I would also point out that until Denver-09, the issue of emergency planning had not appeared on any ASPO conference agenda.
In both Denver and Washington, only 20 minutes (of 3-day conferences) were devoted to this issue, and in both cases there were no emergency planners in attendance.
My hope is that at some future conference this issue may be allocated more than 20 minutes and that a few of the people who most need to grapple with this issue (DHS/FEMA, Public Safety Canada, our energy departments, and local emergency planners) will be present to discuss how we might prepare for and administer a major liquid fuel emergency.

The best research that I am aware of has come from the GAO, Alan Smart in Australia, Kathy Leotta in Washington State, and Helen Peck with UK military.
All four are unanimous in stressing the need for proactive work (ie. being prepared long before the emergency hits).
It seems that we are a very long way from that here in North America.

At this point, it looks like there is a possibility that airline use will need to be significantly scaled back, but if this happens, there will likely be big social and political impacts.

What are the big social and political impacts?

Most airline travel is discretionary personal travel.

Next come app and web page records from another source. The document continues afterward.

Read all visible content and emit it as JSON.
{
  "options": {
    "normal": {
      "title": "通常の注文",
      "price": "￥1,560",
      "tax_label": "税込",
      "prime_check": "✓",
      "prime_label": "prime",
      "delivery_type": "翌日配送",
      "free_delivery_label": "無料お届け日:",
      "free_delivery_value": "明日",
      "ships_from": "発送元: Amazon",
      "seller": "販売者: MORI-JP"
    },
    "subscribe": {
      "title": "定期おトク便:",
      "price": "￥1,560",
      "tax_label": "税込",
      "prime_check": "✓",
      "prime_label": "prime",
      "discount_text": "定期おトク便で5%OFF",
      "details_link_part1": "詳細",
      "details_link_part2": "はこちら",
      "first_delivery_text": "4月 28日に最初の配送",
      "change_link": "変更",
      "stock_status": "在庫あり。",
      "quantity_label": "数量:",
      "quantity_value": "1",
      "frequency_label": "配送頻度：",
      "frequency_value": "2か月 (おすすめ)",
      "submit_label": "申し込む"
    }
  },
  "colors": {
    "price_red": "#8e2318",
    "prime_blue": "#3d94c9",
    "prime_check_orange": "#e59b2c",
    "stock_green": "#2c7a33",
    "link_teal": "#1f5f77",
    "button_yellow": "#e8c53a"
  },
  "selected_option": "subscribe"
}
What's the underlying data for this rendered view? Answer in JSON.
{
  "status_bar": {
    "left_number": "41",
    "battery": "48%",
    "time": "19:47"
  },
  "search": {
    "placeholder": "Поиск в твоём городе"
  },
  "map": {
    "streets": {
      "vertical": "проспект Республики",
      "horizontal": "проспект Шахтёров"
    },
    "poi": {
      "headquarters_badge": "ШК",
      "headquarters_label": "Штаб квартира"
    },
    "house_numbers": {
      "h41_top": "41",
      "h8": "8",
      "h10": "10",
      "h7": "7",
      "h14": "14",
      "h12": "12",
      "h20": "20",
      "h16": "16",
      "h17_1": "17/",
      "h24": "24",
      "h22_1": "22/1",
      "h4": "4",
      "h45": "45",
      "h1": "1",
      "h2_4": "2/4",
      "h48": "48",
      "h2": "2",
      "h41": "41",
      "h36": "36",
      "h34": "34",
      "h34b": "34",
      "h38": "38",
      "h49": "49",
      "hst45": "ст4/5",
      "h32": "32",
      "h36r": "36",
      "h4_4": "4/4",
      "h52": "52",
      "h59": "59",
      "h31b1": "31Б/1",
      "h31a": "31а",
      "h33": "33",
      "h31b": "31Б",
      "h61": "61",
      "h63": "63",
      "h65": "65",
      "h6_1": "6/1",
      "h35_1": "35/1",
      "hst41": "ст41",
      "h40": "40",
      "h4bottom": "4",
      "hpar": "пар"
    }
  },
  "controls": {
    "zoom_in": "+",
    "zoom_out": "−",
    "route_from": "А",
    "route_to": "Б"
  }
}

The business uses of airline travel can probably support significantly higher prices when travel is absolutely necessary. In the remaining business cases, communications has evolved to be an excellent substitute for travel. Video conferencing and computer collaboration tools have become very convenient and useful.

Flying Fewer Planes, Airlines Find Stability

they have just posted the video of the Jeff Rubin talk on their site

When I first followed the link earlier today I was able to watch the video, but now it's a 'private' video. It isn't clear how one gets 'permission' to watch the video.

Seems to be there now. ?

I hope they put up more videos. It seems some times they do and some times they don't.

I've been preparing my family for Peak Oil for 4 years now and I'm sharing some videos showing people what they can do if they want to insure themselves against the negative consequences of Peak Oil... I attached one of the video's here.


I've seen your videos, and I applaud your efforts, but considering where you live, I don't give you a week after the stores are finished being looted before they are on your doorstep wanting your 'stuff'. :-S.